### Problem to solve
Word for word, reproduce all entries below, leaving every picture out.
╔══
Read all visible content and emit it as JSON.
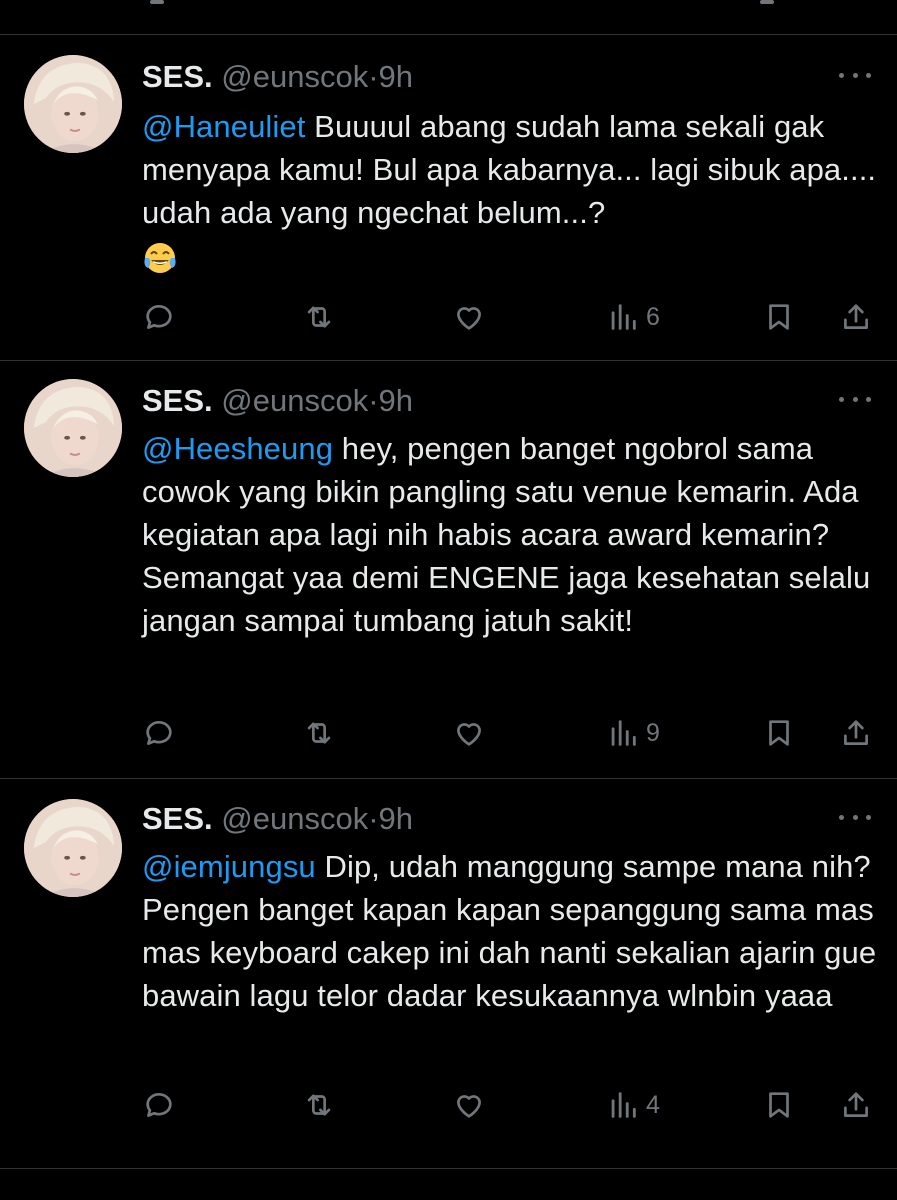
{
  "colors": {
    "background": "#000000",
    "text": "#e7e9ea",
    "muted": "#71767b",
    "mention": "#1d9bf0",
    "divider": "#2f3336"
  },
  "tweets": [
    {
      "name": "SES.",
      "handle": "@eunscok",
      "dot": "·",
      "time": "9h",
      "mention": "@Haneuliet",
      "text": " Buuuul abang sudah lama sekali gak menyapa kamu! Bul apa kabarnya... lagi sibuk apa.... udah ada yang ngechat belum...?",
      "emoji": "face-with-tears-of-joy",
      "views": "6"
    },
    {
      "name": "SES.",
      "handle": "@eunscok",
      "dot": "·",
      "time": "9h",
      "mention": "@Heesheung",
      "text": " hey, pengen banget ngobrol sama cowok yang bikin pangling satu venue kemarin. Ada kegiatan apa lagi nih habis acara award kemarin? Semangat yaa demi ENGENE jaga kesehatan selalu jangan sampai tumbang jatuh sakit!",
      "views": "9"
    },
    {
      "name": "SES.",
      "handle": "@eunscok",
      "dot": "·",
      "time": "9h",
      "mention": "@iemjungsu",
      "text": " Dip, udah manggung sampe mana nih? Pengen banget kapan kapan sepanggung sama mas mas keyboard cakep ini dah nanti sekalian ajarin gue bawain lagu telor dadar kesukaannya wlnbin yaaa",
      "views": "4"
    }
  ],
  "icons": {
    "reply": "reply-icon",
    "retweet": "retweet-icon",
    "like": "like-icon",
    "views": "views-icon",
    "bookmark": "bookmark-icon",
    "share": "share-icon",
    "more": "more-icon"
  }
}
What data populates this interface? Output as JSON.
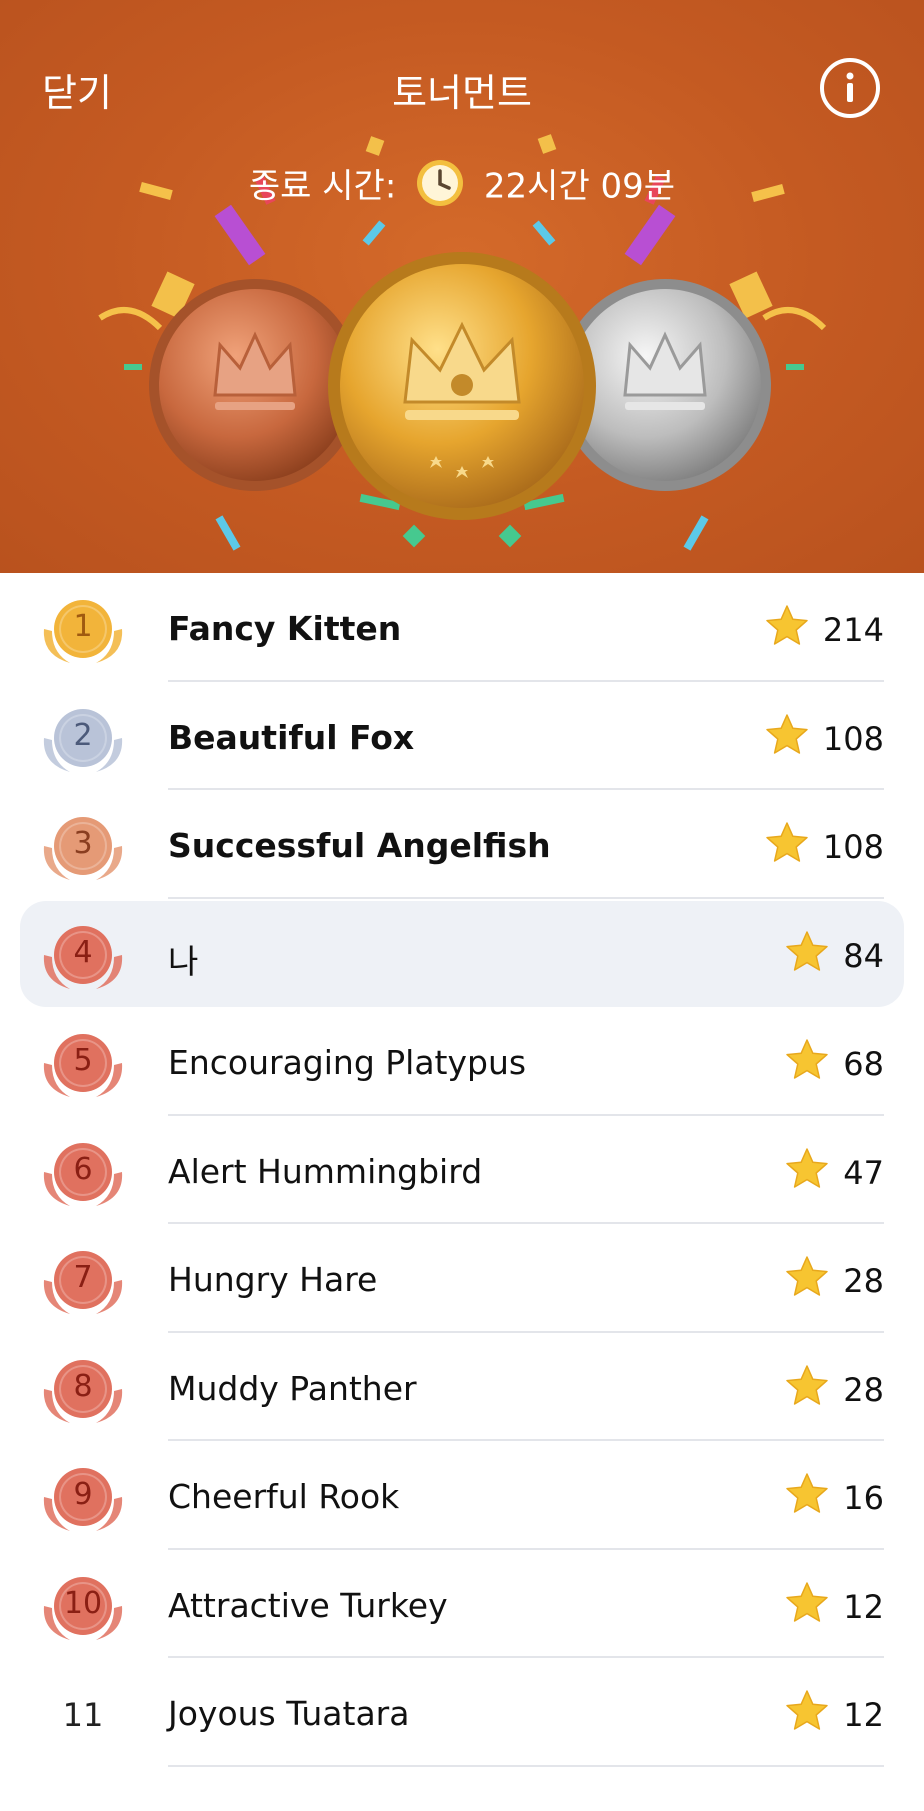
{
  "header": {
    "close_label": "닫기",
    "title": "토너먼트",
    "info_icon": "info-icon",
    "end_time_label": "종료 시간:",
    "end_time_value": "22시간 09분",
    "background_color": "#c45a22"
  },
  "leaderboard": [
    {
      "rank": "1",
      "name": "Fancy Kitten",
      "score": "214",
      "bold": true,
      "badge": "gold"
    },
    {
      "rank": "2",
      "name": "Beautiful Fox",
      "score": "108",
      "bold": true,
      "badge": "silver"
    },
    {
      "rank": "3",
      "name": "Successful Angelfish",
      "score": "108",
      "bold": true,
      "badge": "bronze"
    },
    {
      "rank": "4",
      "name": "나",
      "score": "84",
      "bold": false,
      "badge": "red",
      "me": true
    },
    {
      "rank": "5",
      "name": "Encouraging Platypus",
      "score": "68",
      "bold": false,
      "badge": "red"
    },
    {
      "rank": "6",
      "name": "Alert Hummingbird",
      "score": "47",
      "bold": false,
      "badge": "red"
    },
    {
      "rank": "7",
      "name": "Hungry Hare",
      "score": "28",
      "bold": false,
      "badge": "red"
    },
    {
      "rank": "8",
      "name": "Muddy Panther",
      "score": "28",
      "bold": false,
      "badge": "red"
    },
    {
      "rank": "9",
      "name": "Cheerful Rook",
      "score": "16",
      "bold": false,
      "badge": "red"
    },
    {
      "rank": "10",
      "name": "Attractive Turkey",
      "score": "12",
      "bold": false,
      "badge": "red"
    },
    {
      "rank": "11",
      "name": "Joyous Tuatara",
      "score": "12",
      "bold": false,
      "badge": "none"
    }
  ],
  "colors": {
    "gold": "#f2b43a",
    "silver": "#b9c3d8",
    "bronze": "#e59a76",
    "red": "#e0715f",
    "star": "#f7c531",
    "highlight_row": "#eef1f6"
  }
}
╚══
### Task solution
Read all visible content and emit it as JSON.
{
  "colors": {
    "background": "#000000",
    "text": "#e7e9ea",
    "muted": "#71767b",
    "mention": "#1d9bf0",
    "divider": "#2f3336"
  },
  "tweets": [
    {
      "name": "SES.",
      "handle": "@eunscok",
      "dot": "·",
      "time": "9h",
      "mention": "@Haneuliet",
      "text": " Buuuul abang sudah lama sekali gak menyapa kamu! Bul apa kabarnya... lagi sibuk apa.... udah ada yang ngechat belum...?",
      "emoji": "face-with-tears-of-joy",
      "views": "6"
    },
    {
      "name": "SES.",
      "handle": "@eunscok",
      "dot": "·",
      "time": "9h",
      "mention": "@Heesheung",
      "text": " hey, pengen banget ngobrol sama cowok yang bikin pangling satu venue kemarin. Ada kegiatan apa lagi nih habis acara award kemarin? Semangat yaa demi ENGENE jaga kesehatan selalu jangan sampai tumbang jatuh sakit!",
      "views": "9"
    },
    {
      "name": "SES.",
      "handle": "@eunscok",
      "dot": "·",
      "time": "9h",
      "mention": "@iemjungsu",
      "text": " Dip, udah manggung sampe mana nih? Pengen banget kapan kapan sepanggung sama mas mas keyboard cakep ini dah nanti sekalian ajarin gue bawain lagu telor dadar kesukaannya wlnbin yaaa",
      "views": "4"
    }
  ],
  "icons": {
    "reply": "reply-icon",
    "retweet": "retweet-icon",
    "like": "like-icon",
    "views": "views-icon",
    "bookmark": "bookmark-icon",
    "share": "share-icon",
    "more": "more-icon"
  }
}
What data populates this interface? Output as JSON.
{
  "header": {
    "close_label": "닫기",
    "title": "토너먼트",
    "info_icon": "info-icon",
    "end_time_label": "종료 시간:",
    "end_time_value": "22시간 09분",
    "background_color": "#c45a22"
  },
  "leaderboard": [
    {
      "rank": "1",
      "name": "Fancy Kitten",
      "score": "214",
      "bold": true,
      "badge": "gold"
    },
    {
      "rank": "2",
      "name": "Beautiful Fox",
      "score": "108",
      "bold": true,
      "badge": "silver"
    },
    {
      "rank": "3",
      "name": "Successful Angelfish",
      "score": "108",
      "bold": true,
      "badge": "bronze"
    },
    {
      "rank": "4",
      "name": "나",
      "score": "84",
      "bold": false,
      "badge": "red",
      "me": true
    },
    {
      "rank": "5",
      "name": "Encouraging Platypus",
      "score": "68",
      "bold": false,
      "badge": "red"
    },
    {
      "rank": "6",
      "name": "Alert Hummingbird",
      "score": "47",
      "bold": false,
      "badge": "red"
    },
    {
      "rank": "7",
      "name": "Hungry Hare",
      "score": "28",
      "bold": false,
      "badge": "red"
    },
    {
      "rank": "8",
      "name": "Muddy Panther",
      "score": "28",
      "bold": false,
      "badge": "red"
    },
    {
      "rank": "9",
      "name": "Cheerful Rook",
      "score": "16",
      "bold": false,
      "badge": "red"
    },
    {
      "rank": "10",
      "name": "Attractive Turkey",
      "score": "12",
      "bold": false,
      "badge": "red"
    },
    {
      "rank": "11",
      "name": "Joyous Tuatara",
      "score": "12",
      "bold": false,
      "badge": "none"
    }
  ],
  "colors": {
    "gold": "#f2b43a",
    "silver": "#b9c3d8",
    "bronze": "#e59a76",
    "red": "#e0715f",
    "star": "#f7c531",
    "highlight_row": "#eef1f6"
  }
}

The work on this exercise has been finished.